Two-dimensional magnetic structures are regarded as a promising material for new types of data storage, since the magnetic properties of individual molecular building blocks can be investigated and modified. For the first time, researchers have now produced a wafer-thin ferrimagnet, in which molecules with different magnetic centers arrange themselves on a gold surface to form a checkerboard pattern. Scientists at the Swiss Nanoscience Institute at the University of Basel and the Paul Scherrer Institute published their findings in the journal Nature Communications.

Ferrimagnets are composed of two centers which are magnetized at different strengths and point in opposing directions.

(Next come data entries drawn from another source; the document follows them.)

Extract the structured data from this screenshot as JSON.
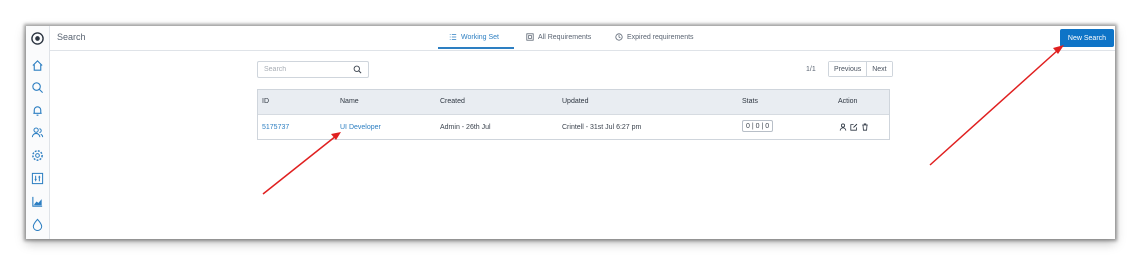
{
  "header": {
    "title": "Search",
    "tabs": [
      {
        "label": "Working Set",
        "icon": "list-icon",
        "active": true
      },
      {
        "label": "All Requirements",
        "icon": "grid-icon",
        "active": false
      },
      {
        "label": "Expired requirements",
        "icon": "clock-icon",
        "active": false
      }
    ],
    "new_search_label": "New Search"
  },
  "sidebar": {
    "icons": [
      "logo-icon",
      "home-icon",
      "search-icon",
      "bell-icon",
      "users-icon",
      "settings-icon",
      "sliders-icon",
      "chart-icon",
      "drop-icon"
    ]
  },
  "search": {
    "placeholder": "Search"
  },
  "pagination": {
    "page": "1/1",
    "prev_label": "Previous",
    "next_label": "Next"
  },
  "table": {
    "columns": [
      "ID",
      "Name",
      "Created",
      "Updated",
      "Stats",
      "Action"
    ],
    "rows": [
      {
        "id": "5175737",
        "name": "UI Developer",
        "created": "Admin - 26th Jul",
        "updated": "Crintell - 31st Jul 6:27 pm",
        "stats": "0 | 0 | 0",
        "actions": [
          "user-icon",
          "edit-icon",
          "trash-icon"
        ]
      }
    ]
  },
  "colors": {
    "accent": "#2d7fc2",
    "primary_button": "#0e74c7",
    "annotation_arrow": "#e02020"
  }
}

Two-dimensional, quasi-flat ferrimagnets...

Im Focus: World's thinnest hologram paves path to new 3-D world

Nano-hologram paves way for integration of 3-D holography into everyday electronics

An Australian-Chinese research team has created the world's thinnest hologram, paving the way towards the integration of 3D holography into everyday...

All Focus news of the innovation-report >>>

Anzeige

Anzeige

Event News

Marine Conservation: IASS Contributes to UN Ocean Conference in New York on 5-9 June

24.05.2017 | Event News

AWK Aachen Machine Tool Colloquium 2017: Internet of Production for Agile Enterprises

23.05.2017 | Event News

Dortmund MST Conference presents Individualized Healthcare Solutions with micro and nanotechnology

22.05.2017 | Event News

 
Latest News

How herpesviruses win the footrace against the immune system

26.05.2017 | Life Sciences

Water forms 'spine of hydration' around DNA, group finds

26.05.2017 | Life Sciences

First Juno science results supported by University of Leicester's Jupiter 'forecast'

26.05.2017 | Physics and Astronomy

VideoLinks
B2B-VideoLinks
More VideoLinks >>>